Reproduce the entries in full, with no changes.

[Collected data]
::::::::::
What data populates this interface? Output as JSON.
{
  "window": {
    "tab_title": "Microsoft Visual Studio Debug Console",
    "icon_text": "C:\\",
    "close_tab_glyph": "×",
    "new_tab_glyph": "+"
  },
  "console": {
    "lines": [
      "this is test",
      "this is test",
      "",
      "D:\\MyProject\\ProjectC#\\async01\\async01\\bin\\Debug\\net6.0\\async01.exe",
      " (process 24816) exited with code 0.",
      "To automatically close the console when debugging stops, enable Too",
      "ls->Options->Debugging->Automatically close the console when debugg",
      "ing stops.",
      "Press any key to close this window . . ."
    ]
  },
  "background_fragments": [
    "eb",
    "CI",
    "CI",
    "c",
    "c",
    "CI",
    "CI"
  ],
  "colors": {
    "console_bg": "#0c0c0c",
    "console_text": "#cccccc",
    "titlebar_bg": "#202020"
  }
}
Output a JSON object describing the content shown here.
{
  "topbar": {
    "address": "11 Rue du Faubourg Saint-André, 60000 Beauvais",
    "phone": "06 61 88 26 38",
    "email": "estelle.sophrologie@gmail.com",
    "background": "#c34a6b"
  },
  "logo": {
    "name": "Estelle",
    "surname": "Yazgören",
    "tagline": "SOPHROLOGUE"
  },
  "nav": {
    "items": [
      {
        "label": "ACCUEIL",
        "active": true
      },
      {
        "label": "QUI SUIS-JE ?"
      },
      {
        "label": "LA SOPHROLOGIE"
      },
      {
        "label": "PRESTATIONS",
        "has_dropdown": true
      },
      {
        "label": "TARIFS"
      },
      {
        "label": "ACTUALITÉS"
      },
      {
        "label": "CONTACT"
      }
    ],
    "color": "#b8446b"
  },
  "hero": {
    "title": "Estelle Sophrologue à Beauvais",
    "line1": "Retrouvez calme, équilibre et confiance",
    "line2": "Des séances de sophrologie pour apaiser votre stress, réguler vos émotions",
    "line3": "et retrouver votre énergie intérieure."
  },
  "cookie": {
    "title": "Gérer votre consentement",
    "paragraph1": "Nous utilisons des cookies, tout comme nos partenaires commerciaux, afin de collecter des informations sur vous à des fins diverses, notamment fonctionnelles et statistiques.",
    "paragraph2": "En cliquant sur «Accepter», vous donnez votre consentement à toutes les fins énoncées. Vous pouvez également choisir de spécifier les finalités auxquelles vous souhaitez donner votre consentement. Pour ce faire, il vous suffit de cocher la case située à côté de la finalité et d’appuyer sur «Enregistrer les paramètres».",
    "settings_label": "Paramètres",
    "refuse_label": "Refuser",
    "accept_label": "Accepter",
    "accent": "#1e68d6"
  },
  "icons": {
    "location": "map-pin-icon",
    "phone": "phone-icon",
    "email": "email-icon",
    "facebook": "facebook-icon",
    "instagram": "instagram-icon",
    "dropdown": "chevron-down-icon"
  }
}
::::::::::
RESPONSE FOR THIS EXERCISE:
What data populates this interface? Output as JSON.
{
  "window": {
    "tab_title": "Microsoft Visual Studio Debug Console",
    "icon_text": "C:\\",
    "close_tab_glyph": "×",
    "new_tab_glyph": "+"
  },
  "console": {
    "lines": [
      "this is test",
      "this is test",
      "",
      "D:\\MyProject\\ProjectC#\\async01\\async01\\bin\\Debug\\net6.0\\async01.exe",
      " (process 24816) exited with code 0.",
      "To automatically close the console when debugging stops, enable Too",
      "ls->Options->Debugging->Automatically close the console when debugg",
      "ing stops.",
      "Press any key to close this window . . ."
    ]
  },
  "background_fragments": [
    "eb",
    "CI",
    "CI",
    "c",
    "c",
    "CI",
    "CI"
  ],
  "colors": {
    "console_bg": "#0c0c0c",
    "console_text": "#cccccc",
    "titlebar_bg": "#202020"
  }
}
Output a JSON object describing the content shown here.
{
  "topbar": {
    "address": "11 Rue du Faubourg Saint-André, 60000 Beauvais",
    "phone": "06 61 88 26 38",
    "email": "estelle.sophrologie@gmail.com",
    "background": "#c34a6b"
  },
  "logo": {
    "name": "Estelle",
    "surname": "Yazgören",
    "tagline": "SOPHROLOGUE"
  },
  "nav": {
    "items": [
      {
        "label": "ACCUEIL",
        "active": true
      },
      {
        "label": "QUI SUIS-JE ?"
      },
      {
        "label": "LA SOPHROLOGIE"
      },
      {
        "label": "PRESTATIONS",
        "has_dropdown": true
      },
      {
        "label": "TARIFS"
      },
      {
        "label": "ACTUALITÉS"
      },
      {
        "label": "CONTACT"
      }
    ],
    "color": "#b8446b"
  },
  "hero": {
    "title": "Estelle Sophrologue à Beauvais",
    "line1": "Retrouvez calme, équilibre et confiance",
    "line2": "Des séances de sophrologie pour apaiser votre stress, réguler vos émotions",
    "line3": "et retrouver votre énergie intérieure."
  },
  "cookie": {
    "title": "Gérer votre consentement",
    "paragraph1": "Nous utilisons des cookies, tout comme nos partenaires commerciaux, afin de collecter des informations sur vous à des fins diverses, notamment fonctionnelles et statistiques.",
    "paragraph2": "En cliquant sur «Accepter», vous donnez votre consentement à toutes les fins énoncées. Vous pouvez également choisir de spécifier les finalités auxquelles vous souhaitez donner votre consentement. Pour ce faire, il vous suffit de cocher la case située à côté de la finalité et d’appuyer sur «Enregistrer les paramètres».",
    "settings_label": "Paramètres",
    "refuse_label": "Refuser",
    "accept_label": "Accepter",
    "accent": "#1e68d6"
  },
  "icons": {
    "location": "map-pin-icon",
    "phone": "phone-icon",
    "email": "email-icon",
    "facebook": "facebook-icon",
    "instagram": "instagram-icon",
    "dropdown": "chevron-down-icon"
  }
}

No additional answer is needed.